There are of course many types of open access — and professors and publishers have a range of views beyond simple pro/con. But in the reaction to the new legislation — sponsored by Sen. John Cornyn (R-Tex.) and Sen. Joseph Lieberman (D-Conn.) — has been swift and strong. The letter from the Association of American Publishers said that the bill would destroy the peer review system that assured journal quality and would turn federal agencies into competitors with scholarly publishers. The letter from the biologists’ group said that the legislation would do even more damage — hurting patient care in hospitals because the bill’s adoption would harm the continuing medical education programs subsidized by journals.

The full article goes into more detail. Connections to our book?


Scott Jaschik, "In whose interest?" Inside Higher Ed (15 June 2006).

Thursday, June 01, 2006

Chapter 1-3 comments: The division of labor in academic publishing

In ch. 1, "Opening," Willinsky points out that “scholarly publishing runs on a different economic basis than the rest of the publishing world”: “Researchers and scholars are not paid a penny by journal publishers for original manuscripts presenting the results of perhaps thousands of dollars’ worth of research.” [6] It seems to me that in the sciences, where this issue is most keen and where most of his examples originate, the research could be tens or hundreds of thousands of dollars in cost, with not individual authors, but vast teams of authors. In addition, Willinsky neglects to note here -- and in many other places -- that peer reviewers and editorial board members of journals do not get paid for their efforts either.

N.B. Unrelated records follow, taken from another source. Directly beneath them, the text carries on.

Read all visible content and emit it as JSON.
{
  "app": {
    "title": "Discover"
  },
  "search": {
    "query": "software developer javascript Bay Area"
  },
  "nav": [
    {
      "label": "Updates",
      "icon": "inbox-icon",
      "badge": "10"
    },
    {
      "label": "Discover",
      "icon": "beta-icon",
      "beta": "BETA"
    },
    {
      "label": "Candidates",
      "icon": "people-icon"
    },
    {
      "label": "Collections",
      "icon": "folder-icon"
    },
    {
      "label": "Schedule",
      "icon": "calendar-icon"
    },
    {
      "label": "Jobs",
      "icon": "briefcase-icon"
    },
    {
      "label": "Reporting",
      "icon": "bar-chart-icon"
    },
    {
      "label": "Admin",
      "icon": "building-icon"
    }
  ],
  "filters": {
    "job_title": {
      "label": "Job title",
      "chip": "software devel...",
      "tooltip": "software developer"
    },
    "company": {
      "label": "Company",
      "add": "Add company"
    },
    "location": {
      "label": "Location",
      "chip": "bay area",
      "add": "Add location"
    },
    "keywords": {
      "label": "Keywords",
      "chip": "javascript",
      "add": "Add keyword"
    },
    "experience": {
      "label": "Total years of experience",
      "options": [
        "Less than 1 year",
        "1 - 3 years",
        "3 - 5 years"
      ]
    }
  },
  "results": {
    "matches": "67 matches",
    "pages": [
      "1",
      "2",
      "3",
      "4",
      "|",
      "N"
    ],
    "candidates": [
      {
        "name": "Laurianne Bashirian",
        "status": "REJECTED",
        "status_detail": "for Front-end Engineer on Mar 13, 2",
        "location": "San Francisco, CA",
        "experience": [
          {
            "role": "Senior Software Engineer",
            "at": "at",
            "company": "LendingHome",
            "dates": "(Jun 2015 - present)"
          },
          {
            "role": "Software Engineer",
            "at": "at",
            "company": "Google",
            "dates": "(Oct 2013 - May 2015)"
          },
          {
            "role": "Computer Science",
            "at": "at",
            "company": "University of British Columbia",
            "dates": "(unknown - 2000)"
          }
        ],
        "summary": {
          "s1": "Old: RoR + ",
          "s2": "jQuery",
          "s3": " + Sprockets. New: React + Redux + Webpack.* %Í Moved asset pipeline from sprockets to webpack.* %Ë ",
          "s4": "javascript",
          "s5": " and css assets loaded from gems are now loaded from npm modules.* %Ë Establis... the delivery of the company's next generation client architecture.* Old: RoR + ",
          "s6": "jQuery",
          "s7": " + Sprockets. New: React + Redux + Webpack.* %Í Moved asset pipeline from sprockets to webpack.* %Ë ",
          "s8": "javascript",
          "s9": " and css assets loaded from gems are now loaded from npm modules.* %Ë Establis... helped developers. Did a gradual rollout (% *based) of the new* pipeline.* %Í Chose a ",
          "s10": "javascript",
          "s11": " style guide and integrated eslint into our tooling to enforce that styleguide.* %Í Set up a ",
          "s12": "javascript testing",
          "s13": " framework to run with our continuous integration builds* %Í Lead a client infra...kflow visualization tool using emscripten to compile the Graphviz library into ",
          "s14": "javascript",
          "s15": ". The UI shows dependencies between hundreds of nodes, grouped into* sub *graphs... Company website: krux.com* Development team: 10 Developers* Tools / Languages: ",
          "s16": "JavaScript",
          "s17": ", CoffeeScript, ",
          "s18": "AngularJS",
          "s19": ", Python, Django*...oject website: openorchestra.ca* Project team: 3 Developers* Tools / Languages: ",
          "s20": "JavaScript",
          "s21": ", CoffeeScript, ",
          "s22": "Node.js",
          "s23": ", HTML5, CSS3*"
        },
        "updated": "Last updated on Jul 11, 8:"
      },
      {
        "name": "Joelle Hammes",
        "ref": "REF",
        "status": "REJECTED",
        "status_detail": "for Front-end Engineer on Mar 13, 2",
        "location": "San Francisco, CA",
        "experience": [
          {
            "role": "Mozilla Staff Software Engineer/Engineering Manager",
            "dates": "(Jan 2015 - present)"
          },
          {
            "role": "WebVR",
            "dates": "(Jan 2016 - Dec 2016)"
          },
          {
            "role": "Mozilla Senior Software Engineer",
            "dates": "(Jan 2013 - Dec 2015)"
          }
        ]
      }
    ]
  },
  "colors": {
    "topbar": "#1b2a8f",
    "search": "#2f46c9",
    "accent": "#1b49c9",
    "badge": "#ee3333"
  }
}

A little later, Willinsky laments the “redundancies” of the “terribly inefficent triple-sided economy in the transition of journals from print to digital editions”: (1) “the traditional industrial apparatus of print” both on the publishing side and on the distribution/storage side with libraries; (2) publishers’ own “sophisticated Web-based systems for publishing, distributing, and indexing electronic editions within their own portals”; and (3) the infrastructures developed by libraries “for providing their patrons with access to these and other digital resources”. [10]
All these “redundancies” and “inefficiencies” imply wasted human labor and, thus, needless costs. Is the question here not one of ownership and access, but of division of labor in copyediting, digitizing, distributing, indexing, and marketing this information?

This labor question seems to lurk beneath ch. 2, "Access," as well. Willinsky points out that recent corporate mergers have left “Reed Elsevier with 1,800 journals, Taylor and Francis with over 1,000 titles, and Springer with more than 500 titles,” meaning “these three companies now control 60 percent of the materials indexed in the world’s leading citation index, the ISI Web of Science.” [18] But one of the main motivations for corporate mergers is cutting the kind of labor "redundancies" that Willinsky lamented in the previous chapter. Who performs the fact-checking, copy-editing, citation abstracting, and keyword indexing labor for all these journals, and how is this funded?

Finally, ch 3. on "Copyright" must deal with this issue as well. Willinsky argues “The copyright interests of researchers are to have their work reproduced, read, and accurately cited among as wide a readership as possible. The economic interests of faculty are not hurt, for example, as are those of publishers, by the distribution of free copies of their published work. Just the opposite.” [52] But Willinsky still hasn’t systematically addressed the user problem of finding research to “reproduce, read, and cite” in the first place — the abstracting, indexing, and searching problem which too requires labor, and therefore costs. Who is bearing the greatest burden of these labor costs, and who is reaping the greatest benefits?

So in a nutshell, let's try to gauge as we read on: Will Willinsky's multifarious open-access schemes address questions over "acquisition" labor and "retrieval" labor, as well as the original "authoring" labor of the research team itself?